For the entries below, work out how many lines contain the string "true" and write only the number.

▶ _Excerpted data_
□ □ □ □ □
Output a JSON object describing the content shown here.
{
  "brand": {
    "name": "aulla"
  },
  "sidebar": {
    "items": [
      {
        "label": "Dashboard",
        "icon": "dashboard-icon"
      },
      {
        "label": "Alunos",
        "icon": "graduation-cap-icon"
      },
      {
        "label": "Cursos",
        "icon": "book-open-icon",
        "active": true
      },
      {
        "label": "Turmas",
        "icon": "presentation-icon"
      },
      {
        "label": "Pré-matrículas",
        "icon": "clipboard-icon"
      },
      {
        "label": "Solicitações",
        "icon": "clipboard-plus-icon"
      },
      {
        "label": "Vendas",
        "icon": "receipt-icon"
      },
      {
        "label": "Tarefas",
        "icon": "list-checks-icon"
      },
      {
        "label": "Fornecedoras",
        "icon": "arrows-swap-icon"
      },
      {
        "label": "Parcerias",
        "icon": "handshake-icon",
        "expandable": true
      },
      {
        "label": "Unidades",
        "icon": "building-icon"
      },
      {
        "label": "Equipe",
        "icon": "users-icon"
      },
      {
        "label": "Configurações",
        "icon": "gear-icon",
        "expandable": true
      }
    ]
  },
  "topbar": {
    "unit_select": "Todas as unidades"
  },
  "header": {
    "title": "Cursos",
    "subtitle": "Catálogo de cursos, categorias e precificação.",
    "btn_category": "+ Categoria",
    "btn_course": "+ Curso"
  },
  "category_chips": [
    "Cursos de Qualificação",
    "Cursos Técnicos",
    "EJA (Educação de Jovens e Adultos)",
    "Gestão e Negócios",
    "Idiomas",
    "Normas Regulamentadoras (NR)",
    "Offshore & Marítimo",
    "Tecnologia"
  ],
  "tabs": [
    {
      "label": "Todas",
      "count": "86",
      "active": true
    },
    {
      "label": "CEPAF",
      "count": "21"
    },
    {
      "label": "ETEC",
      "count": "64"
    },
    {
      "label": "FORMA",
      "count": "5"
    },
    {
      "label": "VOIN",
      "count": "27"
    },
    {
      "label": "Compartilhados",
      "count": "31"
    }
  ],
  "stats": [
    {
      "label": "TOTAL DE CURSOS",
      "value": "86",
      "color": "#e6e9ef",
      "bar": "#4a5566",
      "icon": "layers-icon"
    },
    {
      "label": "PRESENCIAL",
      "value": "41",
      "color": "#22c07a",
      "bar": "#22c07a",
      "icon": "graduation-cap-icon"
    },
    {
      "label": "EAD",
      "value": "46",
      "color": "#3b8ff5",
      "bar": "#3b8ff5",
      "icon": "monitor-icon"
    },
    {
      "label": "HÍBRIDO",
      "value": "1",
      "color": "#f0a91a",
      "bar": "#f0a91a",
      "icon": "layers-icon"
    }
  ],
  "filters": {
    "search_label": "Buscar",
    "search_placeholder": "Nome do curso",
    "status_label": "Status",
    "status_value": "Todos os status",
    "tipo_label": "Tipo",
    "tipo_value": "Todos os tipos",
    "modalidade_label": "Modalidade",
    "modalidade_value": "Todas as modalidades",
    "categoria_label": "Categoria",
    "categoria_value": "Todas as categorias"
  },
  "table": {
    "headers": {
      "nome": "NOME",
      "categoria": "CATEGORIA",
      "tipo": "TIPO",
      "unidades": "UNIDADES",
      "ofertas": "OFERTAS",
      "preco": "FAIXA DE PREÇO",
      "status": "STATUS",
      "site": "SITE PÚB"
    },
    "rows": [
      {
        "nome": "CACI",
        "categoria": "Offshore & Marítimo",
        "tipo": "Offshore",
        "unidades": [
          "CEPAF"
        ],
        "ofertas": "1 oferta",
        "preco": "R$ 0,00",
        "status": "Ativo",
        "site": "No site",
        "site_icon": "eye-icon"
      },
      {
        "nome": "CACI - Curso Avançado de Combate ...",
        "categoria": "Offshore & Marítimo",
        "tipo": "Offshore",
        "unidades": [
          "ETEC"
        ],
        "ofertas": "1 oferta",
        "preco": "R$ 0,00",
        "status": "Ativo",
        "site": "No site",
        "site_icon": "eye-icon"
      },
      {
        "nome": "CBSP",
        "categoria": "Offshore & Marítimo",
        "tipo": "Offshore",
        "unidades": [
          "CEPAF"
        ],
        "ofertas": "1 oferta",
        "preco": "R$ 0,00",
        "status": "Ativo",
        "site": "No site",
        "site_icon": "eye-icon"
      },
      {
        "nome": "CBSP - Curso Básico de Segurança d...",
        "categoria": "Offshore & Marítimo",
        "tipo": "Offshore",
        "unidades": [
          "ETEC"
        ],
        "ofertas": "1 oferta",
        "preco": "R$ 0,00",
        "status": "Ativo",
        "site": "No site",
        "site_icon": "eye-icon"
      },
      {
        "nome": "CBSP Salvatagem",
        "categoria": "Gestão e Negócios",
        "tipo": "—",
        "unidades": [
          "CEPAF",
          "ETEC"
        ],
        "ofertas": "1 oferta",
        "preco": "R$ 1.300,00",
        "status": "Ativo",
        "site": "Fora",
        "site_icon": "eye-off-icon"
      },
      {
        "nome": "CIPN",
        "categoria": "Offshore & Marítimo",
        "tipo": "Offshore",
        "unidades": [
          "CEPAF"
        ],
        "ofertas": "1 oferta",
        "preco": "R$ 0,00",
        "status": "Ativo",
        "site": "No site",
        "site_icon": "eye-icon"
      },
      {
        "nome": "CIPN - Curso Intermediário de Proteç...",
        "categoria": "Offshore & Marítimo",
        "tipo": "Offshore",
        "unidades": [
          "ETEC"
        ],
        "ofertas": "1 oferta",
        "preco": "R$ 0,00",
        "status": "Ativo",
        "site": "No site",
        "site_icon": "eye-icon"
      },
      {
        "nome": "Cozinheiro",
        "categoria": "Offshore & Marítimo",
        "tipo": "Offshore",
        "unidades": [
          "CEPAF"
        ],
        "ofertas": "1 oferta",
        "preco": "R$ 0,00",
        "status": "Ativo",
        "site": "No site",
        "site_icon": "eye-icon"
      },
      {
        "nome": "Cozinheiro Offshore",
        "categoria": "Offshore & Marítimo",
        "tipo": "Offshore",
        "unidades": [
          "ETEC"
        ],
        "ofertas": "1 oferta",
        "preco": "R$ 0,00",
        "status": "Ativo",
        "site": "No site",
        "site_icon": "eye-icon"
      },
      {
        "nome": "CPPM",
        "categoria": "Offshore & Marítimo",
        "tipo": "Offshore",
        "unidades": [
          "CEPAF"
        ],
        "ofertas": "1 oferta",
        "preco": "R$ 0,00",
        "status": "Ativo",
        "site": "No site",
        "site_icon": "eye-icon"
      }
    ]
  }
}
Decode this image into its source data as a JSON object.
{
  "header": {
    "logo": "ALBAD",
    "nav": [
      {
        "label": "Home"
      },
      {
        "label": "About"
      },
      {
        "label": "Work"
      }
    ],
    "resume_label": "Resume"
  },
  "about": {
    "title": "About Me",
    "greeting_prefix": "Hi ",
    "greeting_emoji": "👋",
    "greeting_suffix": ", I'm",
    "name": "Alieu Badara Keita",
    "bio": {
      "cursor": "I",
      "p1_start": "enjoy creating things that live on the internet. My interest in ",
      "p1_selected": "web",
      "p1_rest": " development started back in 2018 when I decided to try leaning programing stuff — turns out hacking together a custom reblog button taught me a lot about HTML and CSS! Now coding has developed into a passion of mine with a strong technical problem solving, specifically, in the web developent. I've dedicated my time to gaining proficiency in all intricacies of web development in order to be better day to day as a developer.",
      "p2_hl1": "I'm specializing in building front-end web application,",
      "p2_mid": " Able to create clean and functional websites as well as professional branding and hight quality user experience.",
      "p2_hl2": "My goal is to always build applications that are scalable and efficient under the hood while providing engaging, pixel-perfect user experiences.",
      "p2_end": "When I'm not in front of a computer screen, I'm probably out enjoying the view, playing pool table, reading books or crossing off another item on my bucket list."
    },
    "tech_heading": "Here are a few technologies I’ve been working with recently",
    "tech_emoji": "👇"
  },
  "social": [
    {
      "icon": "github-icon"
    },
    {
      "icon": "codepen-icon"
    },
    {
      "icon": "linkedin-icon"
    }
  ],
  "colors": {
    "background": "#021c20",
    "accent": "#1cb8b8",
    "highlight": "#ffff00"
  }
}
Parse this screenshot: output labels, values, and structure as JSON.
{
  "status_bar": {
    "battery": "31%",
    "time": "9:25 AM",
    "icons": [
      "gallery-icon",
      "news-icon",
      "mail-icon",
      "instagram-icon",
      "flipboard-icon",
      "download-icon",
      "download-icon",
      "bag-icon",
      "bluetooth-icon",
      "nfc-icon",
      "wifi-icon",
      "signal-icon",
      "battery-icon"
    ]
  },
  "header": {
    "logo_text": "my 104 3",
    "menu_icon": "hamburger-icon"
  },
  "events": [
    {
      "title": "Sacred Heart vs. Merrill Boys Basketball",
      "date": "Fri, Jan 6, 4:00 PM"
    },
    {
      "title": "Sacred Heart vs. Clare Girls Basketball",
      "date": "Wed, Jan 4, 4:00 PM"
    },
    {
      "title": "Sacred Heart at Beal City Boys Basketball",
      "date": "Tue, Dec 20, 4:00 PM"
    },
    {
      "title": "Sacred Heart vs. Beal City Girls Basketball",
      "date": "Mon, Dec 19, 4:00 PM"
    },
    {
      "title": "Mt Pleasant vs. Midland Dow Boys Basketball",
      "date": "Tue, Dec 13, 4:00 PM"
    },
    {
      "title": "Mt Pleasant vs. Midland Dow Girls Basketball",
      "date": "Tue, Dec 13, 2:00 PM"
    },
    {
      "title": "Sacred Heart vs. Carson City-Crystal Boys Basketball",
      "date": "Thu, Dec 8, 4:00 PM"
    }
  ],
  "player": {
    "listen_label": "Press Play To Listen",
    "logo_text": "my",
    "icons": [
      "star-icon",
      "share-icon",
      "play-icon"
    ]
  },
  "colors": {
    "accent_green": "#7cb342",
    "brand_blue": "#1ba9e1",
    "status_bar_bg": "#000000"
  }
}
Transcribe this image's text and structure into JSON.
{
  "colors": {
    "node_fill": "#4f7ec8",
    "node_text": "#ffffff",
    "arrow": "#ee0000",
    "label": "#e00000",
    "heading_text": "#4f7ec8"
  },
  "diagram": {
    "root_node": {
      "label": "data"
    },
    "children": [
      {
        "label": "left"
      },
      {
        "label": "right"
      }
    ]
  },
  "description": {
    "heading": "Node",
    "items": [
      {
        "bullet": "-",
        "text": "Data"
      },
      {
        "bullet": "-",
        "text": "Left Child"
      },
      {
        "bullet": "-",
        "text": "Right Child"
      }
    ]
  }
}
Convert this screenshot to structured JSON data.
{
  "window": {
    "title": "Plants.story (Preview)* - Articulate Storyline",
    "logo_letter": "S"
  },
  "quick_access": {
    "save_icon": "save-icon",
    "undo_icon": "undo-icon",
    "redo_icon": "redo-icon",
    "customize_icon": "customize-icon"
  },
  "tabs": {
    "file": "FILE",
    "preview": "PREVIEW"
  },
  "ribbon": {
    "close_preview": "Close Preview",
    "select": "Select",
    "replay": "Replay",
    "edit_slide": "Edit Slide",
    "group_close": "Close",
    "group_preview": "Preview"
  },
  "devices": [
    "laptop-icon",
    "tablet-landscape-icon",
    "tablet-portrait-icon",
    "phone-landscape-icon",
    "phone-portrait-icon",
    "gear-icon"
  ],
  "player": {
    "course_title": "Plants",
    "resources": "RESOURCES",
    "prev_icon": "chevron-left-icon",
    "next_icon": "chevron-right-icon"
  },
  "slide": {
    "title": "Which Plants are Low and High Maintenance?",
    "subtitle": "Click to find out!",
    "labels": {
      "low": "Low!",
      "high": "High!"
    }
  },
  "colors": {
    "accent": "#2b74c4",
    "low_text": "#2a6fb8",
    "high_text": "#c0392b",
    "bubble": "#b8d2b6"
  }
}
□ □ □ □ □
▶ _Your response_
4